"A prime minister who should have stood with the people while they were languishing outside hospitals in need of medical aid during the pandemic, was busy playing political one-upmanship during Assembly elections in West Bengal, Assam etc, has, without doubt, lost the moral authority to rule.
"There may or may not be a credible alternative but does it mean that he should stop discharging his responsibilities believing that his political fortunes are secure," Mr Sibal told PTI while blaming the prime minister for inaction in saving precious lives during the second wave of the pandemic.
Mr Sibal said he agreed that at present "there is definitely a void in terms of a strong political alternative" and that is why he has suggested reforms in his own party so that the country has strong and credible opposition.
The senior Congress leader, who was one of the 23 leaders who had written to Sonia Gandhi suggesting the party's overhaul, said when the whole world was doing its best to tide over the pandemic and save precious human lives, our Prime Minister was busy addressing election rallies in West Bengal, Assam, Tamil Nadu and Kerala.
The COVID-19 protocols that the government under him had itself put in place were openly flouted, he alleged, saying, "I believe that is what defamed India".
He said it is so convenient for this government to pin blame on others for its "monumental failures" rather than to introspect and do the course correction in order to provide succour to those affected.
"The toolkit issue is nothing but an attempt to deploy forgery to divert public attention from the Modi government's failures in managing the coronavirus pandemic," he said referring to the issue that has been marked as ''manipulative media'' by Twitter leading to a tiff with the government.
Mr Sibal also alleged multiple flip-flops in the government's vaccine policy and said India was hugely embarrassed within a short span of time from a vaccine supplier to a country that was gasping for oxygen.
He also blamed the government for doing nothing to ramp up medical infrastructure between the first and the second wave that cost the country heavily and many precious lives were lost for want of medical aid including oxygen, ICU beds and medicines.
The Congress leader also accused the government of doing nothing to ramp up vaccine production and said it was shocking that the first order for procurement of vaccine from foreign manufacturers was placed as late as January 2021.
"Our ineptness to strategise the COVID-19 vaccination drive borders on criminal negligence. Globally, mass immunization is key to managing the pandemic. The two pillars of immunising a large population quickly and efficiently are procurement and delivery.
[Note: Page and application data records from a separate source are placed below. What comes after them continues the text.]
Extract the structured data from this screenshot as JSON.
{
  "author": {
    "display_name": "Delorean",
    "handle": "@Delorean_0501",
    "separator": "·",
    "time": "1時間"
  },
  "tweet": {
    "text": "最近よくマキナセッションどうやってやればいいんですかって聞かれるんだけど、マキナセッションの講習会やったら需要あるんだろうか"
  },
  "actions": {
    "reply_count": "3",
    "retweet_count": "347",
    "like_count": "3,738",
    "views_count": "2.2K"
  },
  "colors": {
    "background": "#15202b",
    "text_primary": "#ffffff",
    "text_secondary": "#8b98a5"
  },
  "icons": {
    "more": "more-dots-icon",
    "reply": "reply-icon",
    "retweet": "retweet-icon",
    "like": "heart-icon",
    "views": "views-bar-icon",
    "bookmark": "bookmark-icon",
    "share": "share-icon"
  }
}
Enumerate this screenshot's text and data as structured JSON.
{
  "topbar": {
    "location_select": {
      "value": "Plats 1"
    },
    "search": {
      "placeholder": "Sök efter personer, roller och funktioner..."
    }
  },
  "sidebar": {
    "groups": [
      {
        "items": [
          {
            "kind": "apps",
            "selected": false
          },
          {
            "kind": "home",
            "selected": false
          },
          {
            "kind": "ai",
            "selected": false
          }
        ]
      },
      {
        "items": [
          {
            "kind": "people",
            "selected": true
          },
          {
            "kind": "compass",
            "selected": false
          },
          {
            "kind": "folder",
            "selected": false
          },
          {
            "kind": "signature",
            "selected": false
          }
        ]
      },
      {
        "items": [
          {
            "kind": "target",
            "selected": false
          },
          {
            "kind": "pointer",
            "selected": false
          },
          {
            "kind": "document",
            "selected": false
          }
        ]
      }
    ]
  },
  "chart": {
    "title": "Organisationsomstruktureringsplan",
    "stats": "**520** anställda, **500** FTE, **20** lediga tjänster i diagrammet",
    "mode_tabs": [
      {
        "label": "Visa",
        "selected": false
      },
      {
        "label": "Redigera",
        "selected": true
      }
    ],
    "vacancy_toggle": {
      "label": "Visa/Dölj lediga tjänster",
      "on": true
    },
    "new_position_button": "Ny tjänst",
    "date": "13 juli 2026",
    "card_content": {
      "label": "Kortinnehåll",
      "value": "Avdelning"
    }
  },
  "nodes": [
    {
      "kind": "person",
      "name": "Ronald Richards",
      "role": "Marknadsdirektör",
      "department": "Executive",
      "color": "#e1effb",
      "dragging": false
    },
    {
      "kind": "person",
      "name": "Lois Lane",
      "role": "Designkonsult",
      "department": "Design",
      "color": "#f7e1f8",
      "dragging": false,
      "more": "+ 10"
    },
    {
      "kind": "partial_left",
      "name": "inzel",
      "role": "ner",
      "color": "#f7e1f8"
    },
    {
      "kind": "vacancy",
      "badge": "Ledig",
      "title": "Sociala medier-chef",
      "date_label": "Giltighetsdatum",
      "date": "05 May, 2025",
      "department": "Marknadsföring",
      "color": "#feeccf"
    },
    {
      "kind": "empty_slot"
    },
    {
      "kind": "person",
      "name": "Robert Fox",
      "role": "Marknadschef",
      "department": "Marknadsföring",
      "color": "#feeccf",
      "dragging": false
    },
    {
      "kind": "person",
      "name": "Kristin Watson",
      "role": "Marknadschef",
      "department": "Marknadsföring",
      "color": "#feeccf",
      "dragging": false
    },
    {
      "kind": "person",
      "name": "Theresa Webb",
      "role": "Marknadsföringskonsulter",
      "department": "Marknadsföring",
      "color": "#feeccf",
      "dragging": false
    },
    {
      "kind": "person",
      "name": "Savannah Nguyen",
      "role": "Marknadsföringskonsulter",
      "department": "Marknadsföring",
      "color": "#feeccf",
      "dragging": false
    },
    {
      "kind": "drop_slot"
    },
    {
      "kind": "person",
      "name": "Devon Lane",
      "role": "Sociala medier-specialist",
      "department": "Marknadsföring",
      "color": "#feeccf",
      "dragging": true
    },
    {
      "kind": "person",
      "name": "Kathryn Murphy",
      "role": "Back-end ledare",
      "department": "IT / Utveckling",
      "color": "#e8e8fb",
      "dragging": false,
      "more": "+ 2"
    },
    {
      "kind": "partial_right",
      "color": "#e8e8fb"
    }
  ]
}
In India, we have struggled on both fronts," he said.
Mr Sibal alleged that the people of this country know that the priorities of this government in tackling the COVID-19 pandemic were "misplaced, faulty and lacked sincerity and that it was completely clueless and unprepared to deal with the enormity of the challenge despite expert advice and warning".
He also accused the government of cleverly shifting the burden of procurement to state governments, after having failed to timely procure vaccines and said both the decentralised model for vaccination and the new liberalized pricing model were "deeply flawed".
"Public anger resulting from vaccine shortage was deflected by the government by blaming state governments," he said, adding the reality was that the states only wanted flexibility in vaccine distribution and not in vaccine procurement.
"People dying for as basic a medical aid as oxygen was a bigger embarrassment and that actually defamed the country," the former union minister said.
He said since the National Disaster Management Act, 2005 was in force, the Union Government is solely charged with the responsibility to deal with such disasters and it cannot wash its hands off by putting forward the oft-repeated rant of health being a state subject.